• **WHAT THE TASK REQUIRES**
A bare number is the only acceptable answer: how many lines of these entries include "Shibboleth"?
╭──
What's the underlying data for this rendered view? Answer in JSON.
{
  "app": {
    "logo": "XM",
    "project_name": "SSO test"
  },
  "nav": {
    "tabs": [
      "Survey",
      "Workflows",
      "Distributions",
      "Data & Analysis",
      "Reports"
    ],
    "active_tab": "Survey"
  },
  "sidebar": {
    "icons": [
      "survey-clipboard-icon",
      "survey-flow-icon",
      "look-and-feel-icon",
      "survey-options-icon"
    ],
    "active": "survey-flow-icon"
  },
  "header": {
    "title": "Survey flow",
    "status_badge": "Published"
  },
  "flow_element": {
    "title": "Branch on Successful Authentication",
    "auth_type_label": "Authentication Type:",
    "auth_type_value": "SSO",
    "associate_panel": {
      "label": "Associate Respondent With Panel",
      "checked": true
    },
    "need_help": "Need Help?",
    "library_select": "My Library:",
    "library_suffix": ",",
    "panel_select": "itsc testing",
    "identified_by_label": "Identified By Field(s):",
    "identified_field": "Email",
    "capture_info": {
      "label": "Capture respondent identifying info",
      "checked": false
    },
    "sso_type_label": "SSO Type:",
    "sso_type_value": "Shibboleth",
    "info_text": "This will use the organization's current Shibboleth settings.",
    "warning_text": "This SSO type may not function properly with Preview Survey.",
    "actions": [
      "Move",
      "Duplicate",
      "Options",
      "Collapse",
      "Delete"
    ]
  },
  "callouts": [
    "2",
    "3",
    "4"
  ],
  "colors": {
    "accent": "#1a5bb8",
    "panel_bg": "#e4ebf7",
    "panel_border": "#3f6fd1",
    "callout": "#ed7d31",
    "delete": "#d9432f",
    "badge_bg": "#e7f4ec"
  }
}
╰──
• **YOUR RESPONSE**
2